**Your assignment:** What you return must match the records below character for character, except that no picture appears.

**Provided information:**
⁂

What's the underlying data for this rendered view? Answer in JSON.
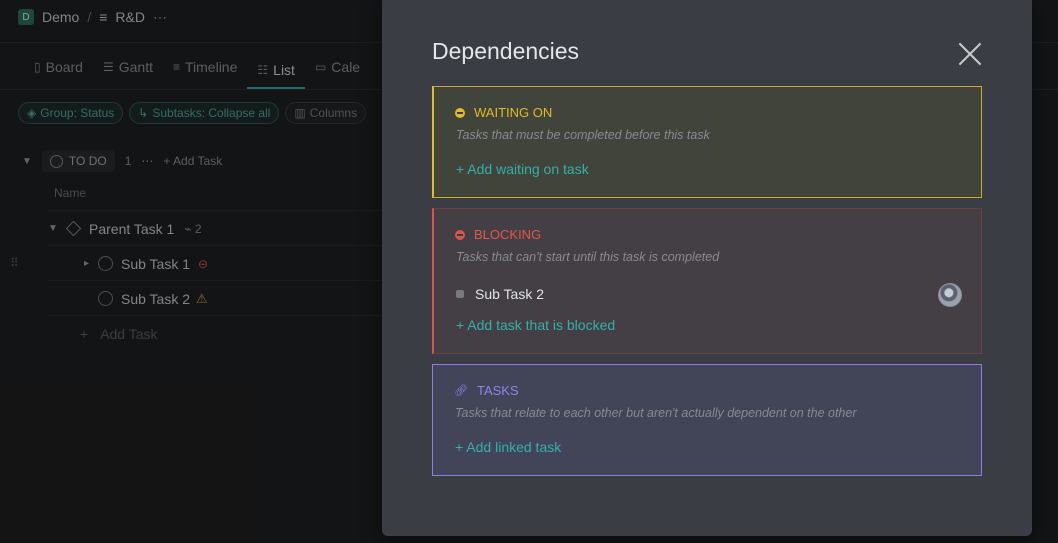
{
  "breadcrumb": {
    "workspace_initial": "D",
    "workspace": "Demo",
    "separator": "/",
    "list_icon": "list-icon",
    "list": "R&D",
    "more": "⋯"
  },
  "views": [
    {
      "label": "Board",
      "icon": "board-icon"
    },
    {
      "label": "Gantt",
      "icon": "gantt-icon"
    },
    {
      "label": "Timeline",
      "icon": "timeline-icon"
    },
    {
      "label": "List",
      "icon": "list-icon",
      "active": true
    },
    {
      "label": "Cale",
      "icon": "calendar-icon"
    }
  ],
  "toolbar": {
    "group": "Group: Status",
    "subtasks": "Subtasks: Collapse all",
    "columns": "Columns"
  },
  "group": {
    "status": "TO DO",
    "count": "1",
    "more": "⋯",
    "add_task": "+ Add Task"
  },
  "columns": {
    "name": "Name"
  },
  "tasks": [
    {
      "name": "Parent Task 1",
      "subtask_count": "2"
    },
    {
      "name": "Sub Task 1"
    },
    {
      "name": "Sub Task 2"
    }
  ],
  "add_task_row": "Add Task",
  "modal": {
    "title": "Dependencies",
    "waiting": {
      "title": "WAITING ON",
      "description": "Tasks that must be completed before this task",
      "add": "+ Add waiting on task",
      "color": "#e0bc27"
    },
    "blocking": {
      "title": "BLOCKING",
      "description": "Tasks that can't start until this task is completed",
      "item": "Sub Task 2",
      "add": "+ Add task that is blocked",
      "color": "#e2574f"
    },
    "linked": {
      "title": "TASKS",
      "description": "Tasks that relate to each other but aren't actually dependent on the other",
      "add": "+ Add linked task",
      "color": "#8f84ec"
    }
  }
}
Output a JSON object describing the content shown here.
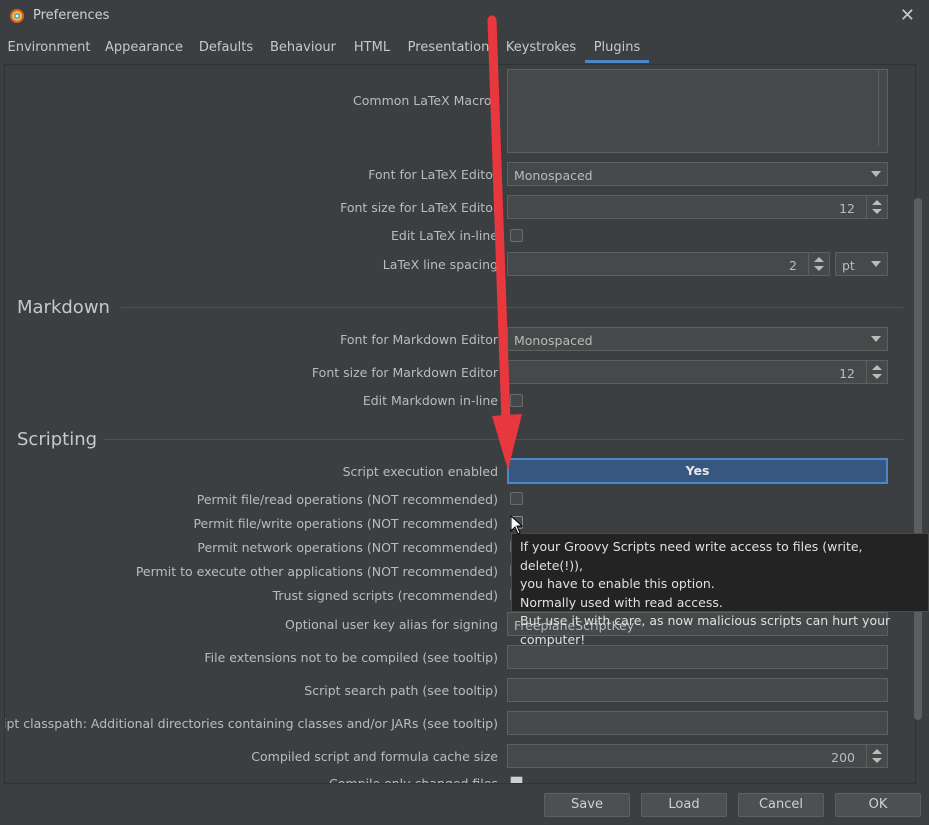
{
  "window": {
    "title": "Preferences"
  },
  "tabs": [
    "Environment",
    "Appearance",
    "Defaults",
    "Behaviour",
    "HTML",
    "Presentation",
    "Keystrokes",
    "Plugins"
  ],
  "latex": {
    "common_macros_label": "Common LaTeX Macros",
    "font_label": "Font for LaTeX Editor",
    "font_value": "Monospaced",
    "font_size_label": "Font size for LaTeX Editor",
    "font_size_value": "12",
    "inline_label": "Edit LaTeX in-line",
    "line_spacing_label": "LaTeX line spacing",
    "line_spacing_value": "2",
    "line_spacing_unit": "pt"
  },
  "markdown": {
    "section_title": "Markdown",
    "font_label": "Font for Markdown Editor",
    "font_value": "Monospaced",
    "font_size_label": "Font size for Markdown Editor",
    "font_size_value": "12",
    "inline_label": "Edit Markdown in-line"
  },
  "scripting": {
    "section_title": "Scripting",
    "exec_label": "Script execution enabled",
    "exec_value": "Yes",
    "read_label": "Permit file/read operations (NOT recommended)",
    "write_label": "Permit file/write operations (NOT recommended)",
    "network_label": "Permit network operations (NOT recommended)",
    "execute_label": "Permit to execute other applications (NOT recommended)",
    "trust_label": "Trust signed scripts (recommended)",
    "alias_label": "Optional user key alias for signing",
    "alias_value": "FreeplaneScriptKey",
    "ext_label": "File extensions not to be compiled (see tooltip)",
    "path_label": "Script search path (see tooltip)",
    "classpath_label": "Script classpath: Additional directories containing classes and/or JARs (see tooltip)",
    "cache_label": "Compiled script and formula cache size",
    "cache_value": "200",
    "compile_label": "Compile only changed files"
  },
  "tooltip": {
    "line1": "If your Groovy Scripts need write access to files (write, delete(!)),",
    "line2": "you have to enable this option.",
    "line3": "Normally used with read access.",
    "line4": "But use it with care, as now malicious scripts can hurt your computer!"
  },
  "buttons": {
    "save": "Save",
    "load": "Load",
    "cancel": "Cancel",
    "ok": "OK"
  },
  "colors": {
    "accent": "#4a88c7",
    "annotation_arrow": "#e8383d",
    "background": "#3c3f41"
  }
}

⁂

**Answer for the task:**
What's the underlying data for this rendered view? Answer in JSON.
{
  "breadcrumb": {
    "workspace_initial": "D",
    "workspace": "Demo",
    "separator": "/",
    "list_icon": "list-icon",
    "list": "R&D",
    "more": "⋯"
  },
  "views": [
    {
      "label": "Board",
      "icon": "board-icon"
    },
    {
      "label": "Gantt",
      "icon": "gantt-icon"
    },
    {
      "label": "Timeline",
      "icon": "timeline-icon"
    },
    {
      "label": "List",
      "icon": "list-icon",
      "active": true
    },
    {
      "label": "Cale",
      "icon": "calendar-icon"
    }
  ],
  "toolbar": {
    "group": "Group: Status",
    "subtasks": "Subtasks: Collapse all",
    "columns": "Columns"
  },
  "group": {
    "status": "TO DO",
    "count": "1",
    "more": "⋯",
    "add_task": "+ Add Task"
  },
  "columns": {
    "name": "Name"
  },
  "tasks": [
    {
      "name": "Parent Task 1",
      "subtask_count": "2"
    },
    {
      "name": "Sub Task 1"
    },
    {
      "name": "Sub Task 2"
    }
  ],
  "add_task_row": "Add Task",
  "modal": {
    "title": "Dependencies",
    "waiting": {
      "title": "WAITING ON",
      "description": "Tasks that must be completed before this task",
      "add": "+ Add waiting on task",
      "color": "#e0bc27"
    },
    "blocking": {
      "title": "BLOCKING",
      "description": "Tasks that can't start until this task is completed",
      "item": "Sub Task 2",
      "add": "+ Add task that is blocked",
      "color": "#e2574f"
    },
    "linked": {
      "title": "TASKS",
      "description": "Tasks that relate to each other but aren't actually dependent on the other",
      "add": "+ Add linked task",
      "color": "#8f84ec"
    }
  }
}
Output a JSON object describing the content shown here.
{
  "window": {
    "title": "Preferences"
  },
  "tabs": [
    "Environment",
    "Appearance",
    "Defaults",
    "Behaviour",
    "HTML",
    "Presentation",
    "Keystrokes",
    "Plugins"
  ],
  "latex": {
    "common_macros_label": "Common LaTeX Macros",
    "font_label": "Font for LaTeX Editor",
    "font_value": "Monospaced",
    "font_size_label": "Font size for LaTeX Editor",
    "font_size_value": "12",
    "inline_label": "Edit LaTeX in-line",
    "line_spacing_label": "LaTeX line spacing",
    "line_spacing_value": "2",
    "line_spacing_unit": "pt"
  },
  "markdown": {
    "section_title": "Markdown",
    "font_label": "Font for Markdown Editor",
    "font_value": "Monospaced",
    "font_size_label": "Font size for Markdown Editor",
    "font_size_value": "12",
    "inline_label": "Edit Markdown in-line"
  },
  "scripting": {
    "section_title": "Scripting",
    "exec_label": "Script execution enabled",
    "exec_value": "Yes",
    "read_label": "Permit file/read operations (NOT recommended)",
    "write_label": "Permit file/write operations (NOT recommended)",
    "network_label": "Permit network operations (NOT recommended)",
    "execute_label": "Permit to execute other applications (NOT recommended)",
    "trust_label": "Trust signed scripts (recommended)",
    "alias_label": "Optional user key alias for signing",
    "alias_value": "FreeplaneScriptKey",
    "ext_label": "File extensions not to be compiled (see tooltip)",
    "path_label": "Script search path (see tooltip)",
    "classpath_label": "Script classpath: Additional directories containing classes and/or JARs (see tooltip)",
    "cache_label": "Compiled script and formula cache size",
    "cache_value": "200",
    "compile_label": "Compile only changed files"
  },
  "tooltip": {
    "line1": "If your Groovy Scripts need write access to files (write, delete(!)),",
    "line2": "you have to enable this option.",
    "line3": "Normally used with read access.",
    "line4": "But use it with care, as now malicious scripts can hurt your computer!"
  },
  "buttons": {
    "save": "Save",
    "load": "Load",
    "cancel": "Cancel",
    "ok": "OK"
  },
  "colors": {
    "accent": "#4a88c7",
    "annotation_arrow": "#e8383d",
    "background": "#3c3f41"
  }
}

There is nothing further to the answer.